The repercussions for trespassing on farmers’ land increased greatly following new legislation by the Ford government.
Following new legislation introduced on Monday, Ontario would create “animal protection zones” where fines would be far higher for acts such as trespassing.
According to Agriculture Minister Ernie Hardeman, the Security from Trespass and Animal Safety Act would not just hike fines for trespassing on farms, it would also make it illegal to obstruct trucks carrying livestock.
The move to provide stronger consequences was put forward after the province’s livestock producers pressed the government, voicing their dissatisfaction.
“Ontario farmers and agriculture workers deserve to be able to carry out the important work they do without fear for their safety,” Hardeman said.
“These are the people who produce the food we eat every day, and I’ve reflected on their experiences and concerns when drafting this proposed bill.”

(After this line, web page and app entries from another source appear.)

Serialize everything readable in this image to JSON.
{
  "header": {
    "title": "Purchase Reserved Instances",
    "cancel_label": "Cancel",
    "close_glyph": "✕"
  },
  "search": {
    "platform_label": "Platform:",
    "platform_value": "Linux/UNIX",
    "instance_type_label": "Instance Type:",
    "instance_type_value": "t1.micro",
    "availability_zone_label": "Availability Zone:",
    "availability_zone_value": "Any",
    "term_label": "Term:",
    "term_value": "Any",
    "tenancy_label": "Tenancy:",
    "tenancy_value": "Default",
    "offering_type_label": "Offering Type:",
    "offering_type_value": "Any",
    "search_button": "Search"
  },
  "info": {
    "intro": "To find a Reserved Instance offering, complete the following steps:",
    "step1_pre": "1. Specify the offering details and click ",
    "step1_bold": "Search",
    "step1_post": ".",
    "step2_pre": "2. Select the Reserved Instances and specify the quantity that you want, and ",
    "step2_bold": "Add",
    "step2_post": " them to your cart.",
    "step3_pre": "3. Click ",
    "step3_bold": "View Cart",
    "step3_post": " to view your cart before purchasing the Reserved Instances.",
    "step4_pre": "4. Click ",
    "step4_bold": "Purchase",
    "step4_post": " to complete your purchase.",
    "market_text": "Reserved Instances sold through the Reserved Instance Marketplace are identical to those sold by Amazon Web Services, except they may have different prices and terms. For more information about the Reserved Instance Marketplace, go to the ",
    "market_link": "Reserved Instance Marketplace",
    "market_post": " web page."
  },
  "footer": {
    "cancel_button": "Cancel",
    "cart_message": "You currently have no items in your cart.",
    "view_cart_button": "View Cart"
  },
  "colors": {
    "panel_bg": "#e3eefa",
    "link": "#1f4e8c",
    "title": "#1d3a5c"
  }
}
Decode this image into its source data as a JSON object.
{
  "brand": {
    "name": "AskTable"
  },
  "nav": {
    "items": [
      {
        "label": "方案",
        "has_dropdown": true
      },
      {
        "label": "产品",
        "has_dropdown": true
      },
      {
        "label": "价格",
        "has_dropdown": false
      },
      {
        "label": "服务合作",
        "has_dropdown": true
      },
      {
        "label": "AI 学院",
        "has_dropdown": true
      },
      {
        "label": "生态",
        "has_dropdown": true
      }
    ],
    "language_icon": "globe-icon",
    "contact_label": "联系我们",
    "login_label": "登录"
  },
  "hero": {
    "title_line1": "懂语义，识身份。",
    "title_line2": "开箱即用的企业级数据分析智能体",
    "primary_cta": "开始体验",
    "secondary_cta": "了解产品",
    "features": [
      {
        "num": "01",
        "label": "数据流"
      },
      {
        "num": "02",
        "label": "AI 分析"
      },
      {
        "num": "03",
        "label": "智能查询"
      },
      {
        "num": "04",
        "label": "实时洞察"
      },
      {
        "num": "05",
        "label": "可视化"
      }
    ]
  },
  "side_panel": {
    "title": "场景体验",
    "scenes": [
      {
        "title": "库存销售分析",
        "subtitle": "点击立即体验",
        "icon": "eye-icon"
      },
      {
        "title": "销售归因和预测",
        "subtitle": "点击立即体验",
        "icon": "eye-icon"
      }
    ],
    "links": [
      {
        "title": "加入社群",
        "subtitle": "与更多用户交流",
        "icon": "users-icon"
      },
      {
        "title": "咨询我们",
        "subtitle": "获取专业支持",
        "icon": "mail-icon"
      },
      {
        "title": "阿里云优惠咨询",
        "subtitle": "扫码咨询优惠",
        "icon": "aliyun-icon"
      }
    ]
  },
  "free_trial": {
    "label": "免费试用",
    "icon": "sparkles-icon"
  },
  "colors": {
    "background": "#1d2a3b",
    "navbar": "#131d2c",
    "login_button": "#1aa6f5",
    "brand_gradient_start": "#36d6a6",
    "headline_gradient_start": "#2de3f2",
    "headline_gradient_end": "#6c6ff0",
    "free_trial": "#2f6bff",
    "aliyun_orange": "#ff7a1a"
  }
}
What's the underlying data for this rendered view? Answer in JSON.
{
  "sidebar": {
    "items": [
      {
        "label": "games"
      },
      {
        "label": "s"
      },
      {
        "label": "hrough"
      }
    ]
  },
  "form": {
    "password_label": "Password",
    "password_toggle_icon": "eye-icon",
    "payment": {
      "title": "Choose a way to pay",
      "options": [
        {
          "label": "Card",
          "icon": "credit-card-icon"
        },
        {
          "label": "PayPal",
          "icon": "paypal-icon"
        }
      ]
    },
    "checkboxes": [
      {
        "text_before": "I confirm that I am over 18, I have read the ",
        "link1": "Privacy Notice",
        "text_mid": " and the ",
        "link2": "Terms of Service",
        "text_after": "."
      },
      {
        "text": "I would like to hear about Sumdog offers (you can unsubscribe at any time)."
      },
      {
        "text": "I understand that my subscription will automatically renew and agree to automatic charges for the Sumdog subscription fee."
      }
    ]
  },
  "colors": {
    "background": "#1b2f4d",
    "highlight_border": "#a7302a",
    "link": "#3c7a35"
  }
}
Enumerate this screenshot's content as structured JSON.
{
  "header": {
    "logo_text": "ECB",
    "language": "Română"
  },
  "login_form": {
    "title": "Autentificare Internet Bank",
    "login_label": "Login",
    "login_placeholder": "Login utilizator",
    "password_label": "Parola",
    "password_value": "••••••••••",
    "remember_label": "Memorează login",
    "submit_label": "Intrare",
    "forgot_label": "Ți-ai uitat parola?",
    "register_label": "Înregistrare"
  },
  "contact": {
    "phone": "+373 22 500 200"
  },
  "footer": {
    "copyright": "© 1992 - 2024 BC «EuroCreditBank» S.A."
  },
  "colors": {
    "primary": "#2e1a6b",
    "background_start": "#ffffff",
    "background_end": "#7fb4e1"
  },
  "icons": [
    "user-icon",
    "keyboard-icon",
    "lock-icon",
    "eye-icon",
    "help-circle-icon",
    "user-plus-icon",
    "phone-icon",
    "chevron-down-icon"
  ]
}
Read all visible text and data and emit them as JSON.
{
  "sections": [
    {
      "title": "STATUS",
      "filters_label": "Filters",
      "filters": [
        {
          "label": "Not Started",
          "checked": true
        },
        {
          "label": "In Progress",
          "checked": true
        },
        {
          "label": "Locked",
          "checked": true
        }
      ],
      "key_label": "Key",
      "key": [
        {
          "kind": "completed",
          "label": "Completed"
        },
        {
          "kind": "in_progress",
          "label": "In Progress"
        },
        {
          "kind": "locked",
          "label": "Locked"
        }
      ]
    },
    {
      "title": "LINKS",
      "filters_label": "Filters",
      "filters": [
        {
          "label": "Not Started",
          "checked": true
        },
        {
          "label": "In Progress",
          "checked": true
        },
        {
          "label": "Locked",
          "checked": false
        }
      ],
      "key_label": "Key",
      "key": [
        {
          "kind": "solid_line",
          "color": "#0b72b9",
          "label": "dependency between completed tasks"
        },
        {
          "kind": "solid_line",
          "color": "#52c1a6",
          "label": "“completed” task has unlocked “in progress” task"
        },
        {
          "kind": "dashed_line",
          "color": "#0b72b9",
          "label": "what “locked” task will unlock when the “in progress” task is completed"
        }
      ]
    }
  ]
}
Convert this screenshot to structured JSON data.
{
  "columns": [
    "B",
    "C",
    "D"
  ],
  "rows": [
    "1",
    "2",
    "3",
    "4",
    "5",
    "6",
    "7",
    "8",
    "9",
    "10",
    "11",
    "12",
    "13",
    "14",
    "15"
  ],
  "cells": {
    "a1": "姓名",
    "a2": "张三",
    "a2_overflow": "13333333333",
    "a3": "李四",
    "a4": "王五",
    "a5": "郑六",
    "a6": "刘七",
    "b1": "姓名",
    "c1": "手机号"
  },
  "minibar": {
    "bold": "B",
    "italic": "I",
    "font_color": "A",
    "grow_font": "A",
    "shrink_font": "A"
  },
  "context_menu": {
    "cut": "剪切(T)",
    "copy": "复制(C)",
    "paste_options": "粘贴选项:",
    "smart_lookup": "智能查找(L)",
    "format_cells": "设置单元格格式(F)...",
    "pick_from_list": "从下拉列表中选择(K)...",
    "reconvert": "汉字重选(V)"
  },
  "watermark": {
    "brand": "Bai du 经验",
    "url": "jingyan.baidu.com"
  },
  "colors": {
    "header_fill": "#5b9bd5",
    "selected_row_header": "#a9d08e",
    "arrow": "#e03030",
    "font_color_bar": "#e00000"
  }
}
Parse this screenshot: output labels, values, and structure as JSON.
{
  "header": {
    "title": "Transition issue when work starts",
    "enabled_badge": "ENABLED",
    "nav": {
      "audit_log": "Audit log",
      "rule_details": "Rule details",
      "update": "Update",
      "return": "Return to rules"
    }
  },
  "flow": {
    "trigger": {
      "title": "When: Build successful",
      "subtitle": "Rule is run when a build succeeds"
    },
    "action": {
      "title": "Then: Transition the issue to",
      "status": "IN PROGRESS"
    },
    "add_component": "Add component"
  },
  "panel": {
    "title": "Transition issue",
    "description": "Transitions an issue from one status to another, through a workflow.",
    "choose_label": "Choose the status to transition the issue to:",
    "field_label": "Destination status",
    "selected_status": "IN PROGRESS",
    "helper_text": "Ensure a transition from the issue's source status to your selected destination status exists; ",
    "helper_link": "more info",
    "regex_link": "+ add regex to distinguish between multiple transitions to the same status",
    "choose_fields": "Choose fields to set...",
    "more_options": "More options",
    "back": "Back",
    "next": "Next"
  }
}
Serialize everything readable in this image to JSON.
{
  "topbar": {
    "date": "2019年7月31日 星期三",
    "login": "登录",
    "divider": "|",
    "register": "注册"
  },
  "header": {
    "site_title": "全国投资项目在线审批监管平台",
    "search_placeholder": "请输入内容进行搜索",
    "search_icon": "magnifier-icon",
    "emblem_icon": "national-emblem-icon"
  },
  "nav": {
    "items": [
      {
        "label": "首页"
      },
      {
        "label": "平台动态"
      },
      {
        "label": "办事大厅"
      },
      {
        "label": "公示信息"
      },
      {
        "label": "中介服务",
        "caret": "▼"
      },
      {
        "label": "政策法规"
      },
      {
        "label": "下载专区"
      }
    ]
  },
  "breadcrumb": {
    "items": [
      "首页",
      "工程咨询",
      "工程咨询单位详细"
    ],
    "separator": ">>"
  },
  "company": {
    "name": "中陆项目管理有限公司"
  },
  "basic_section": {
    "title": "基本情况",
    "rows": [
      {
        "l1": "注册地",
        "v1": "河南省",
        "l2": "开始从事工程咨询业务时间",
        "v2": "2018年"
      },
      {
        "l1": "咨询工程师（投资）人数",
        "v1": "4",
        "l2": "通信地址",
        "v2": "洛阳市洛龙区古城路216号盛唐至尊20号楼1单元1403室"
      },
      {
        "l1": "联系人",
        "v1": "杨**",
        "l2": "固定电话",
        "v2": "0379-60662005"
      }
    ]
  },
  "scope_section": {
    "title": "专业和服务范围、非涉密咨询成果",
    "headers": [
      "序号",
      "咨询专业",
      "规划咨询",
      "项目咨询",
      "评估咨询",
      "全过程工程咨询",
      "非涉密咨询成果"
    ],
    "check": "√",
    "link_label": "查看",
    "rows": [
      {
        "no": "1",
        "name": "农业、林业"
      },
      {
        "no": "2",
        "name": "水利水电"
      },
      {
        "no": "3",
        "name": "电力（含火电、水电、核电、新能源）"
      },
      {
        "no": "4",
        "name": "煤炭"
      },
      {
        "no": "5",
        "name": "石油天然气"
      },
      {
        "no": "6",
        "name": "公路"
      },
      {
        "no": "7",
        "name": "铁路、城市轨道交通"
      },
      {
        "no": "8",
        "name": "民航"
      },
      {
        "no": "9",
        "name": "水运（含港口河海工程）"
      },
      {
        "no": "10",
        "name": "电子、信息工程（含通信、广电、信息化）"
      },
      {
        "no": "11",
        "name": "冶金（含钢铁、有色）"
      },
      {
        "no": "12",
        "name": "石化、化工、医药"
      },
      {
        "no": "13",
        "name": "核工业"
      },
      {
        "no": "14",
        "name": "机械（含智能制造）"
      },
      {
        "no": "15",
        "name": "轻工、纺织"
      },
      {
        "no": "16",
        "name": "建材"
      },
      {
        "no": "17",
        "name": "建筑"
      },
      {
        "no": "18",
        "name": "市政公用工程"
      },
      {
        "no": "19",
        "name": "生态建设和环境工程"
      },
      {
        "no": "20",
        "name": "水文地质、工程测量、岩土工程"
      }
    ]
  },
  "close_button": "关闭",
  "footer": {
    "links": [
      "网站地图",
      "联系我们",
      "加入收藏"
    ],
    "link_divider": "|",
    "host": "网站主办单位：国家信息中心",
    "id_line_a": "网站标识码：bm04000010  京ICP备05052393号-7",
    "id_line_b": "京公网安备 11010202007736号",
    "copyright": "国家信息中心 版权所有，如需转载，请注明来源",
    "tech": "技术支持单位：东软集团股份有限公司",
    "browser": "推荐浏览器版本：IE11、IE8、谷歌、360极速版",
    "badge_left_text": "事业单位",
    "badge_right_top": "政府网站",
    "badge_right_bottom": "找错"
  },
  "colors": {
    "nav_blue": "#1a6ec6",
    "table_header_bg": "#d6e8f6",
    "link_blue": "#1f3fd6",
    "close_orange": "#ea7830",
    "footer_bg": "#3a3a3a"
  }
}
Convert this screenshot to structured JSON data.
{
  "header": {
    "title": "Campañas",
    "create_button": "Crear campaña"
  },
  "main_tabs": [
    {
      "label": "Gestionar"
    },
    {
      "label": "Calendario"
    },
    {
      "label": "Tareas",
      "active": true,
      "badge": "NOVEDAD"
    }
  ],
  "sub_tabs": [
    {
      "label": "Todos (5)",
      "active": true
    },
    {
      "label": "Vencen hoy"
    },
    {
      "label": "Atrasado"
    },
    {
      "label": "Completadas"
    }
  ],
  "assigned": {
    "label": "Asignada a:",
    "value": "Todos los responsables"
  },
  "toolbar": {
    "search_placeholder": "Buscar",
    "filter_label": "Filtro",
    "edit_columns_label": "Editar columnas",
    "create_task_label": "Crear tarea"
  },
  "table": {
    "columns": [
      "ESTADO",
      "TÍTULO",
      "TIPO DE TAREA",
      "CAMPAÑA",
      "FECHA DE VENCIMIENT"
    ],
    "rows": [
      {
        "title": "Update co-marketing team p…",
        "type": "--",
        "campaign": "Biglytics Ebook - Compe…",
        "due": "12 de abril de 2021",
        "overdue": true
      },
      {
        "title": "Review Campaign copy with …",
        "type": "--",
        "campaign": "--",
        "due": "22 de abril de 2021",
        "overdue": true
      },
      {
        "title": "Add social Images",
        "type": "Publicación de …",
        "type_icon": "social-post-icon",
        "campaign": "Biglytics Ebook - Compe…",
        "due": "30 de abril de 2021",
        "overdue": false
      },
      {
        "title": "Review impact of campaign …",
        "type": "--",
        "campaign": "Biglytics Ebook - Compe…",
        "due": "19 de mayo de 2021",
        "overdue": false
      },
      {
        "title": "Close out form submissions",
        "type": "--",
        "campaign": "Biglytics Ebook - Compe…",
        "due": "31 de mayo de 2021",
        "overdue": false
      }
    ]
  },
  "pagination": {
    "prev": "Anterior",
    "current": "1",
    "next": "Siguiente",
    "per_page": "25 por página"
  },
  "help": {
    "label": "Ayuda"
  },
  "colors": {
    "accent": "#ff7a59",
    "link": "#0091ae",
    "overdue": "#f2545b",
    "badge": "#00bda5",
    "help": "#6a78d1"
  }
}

Under the new legislation, fines for trespassing would be set at a maximum of $15,000 for a first offence.
Subsequent offences can reach to $25,000. The bill furthermore would increase protection for farmers when it comes to civil liability for those hurt trespassing on their property, while also allowing courts to order restitution when damage is caused as a result of an offence.
Trudeau doesn't remember Canadian military spending numbers, Trump calls Canada 'slightly delinquent'
US President Donald Trump addressed media in a meeting with Prime Minister Justin Trudeau, openly name-calling Canadian military spending.
In the meeting, Trump criticized countries that do not meet the recommended threshold of military spending did not end at Canada, which is specified at 2 percent of a country’s GDP. Currently, Canada does not meet the standard, falling flat at just 1.4 percent.
When Trump was asked where Canada stood surrounding the country’s military spending specifically, Trump called Canada “slightly delinquent.”
“Slightly delinquent, I’d say Canada. But they’ll be okay. I have confidence. Just slightly delinquent. Some are major delinquent, some are way below one percent. And that’s unacceptable. Then, if something happens we’re supposed to protect them, and it’s not really fair. And it never has been fair,” said Trump.
Trump was then asked, about Canada not meeting Trump’s two percent figure, and whether Canada should have a plan to meet the two percent standard.
“We’ll put them on a payment plan, I’m sure the prime minister would love that,” joked Trump, before asking Trudeau what figure Canada was at.
“The number we talk about is a 70 percent increase,” said Trudeau, avoiding the fiture. “Including significant investments in fighter jets, significant investments in naval fleets, increasing significantly from previous governments who cut it,” stated Trudeau.
To which Trump replied, “What are you now in terms of your number?”
Trudeau then looked off-camera to an advisor, confirming the number. “1.3 percent? 1.4 percent.”
“They’re getting there. They know it’s important. Their economy’s doing well… It’s to their benefit,” said Trump, noting that Canada was a valued ally.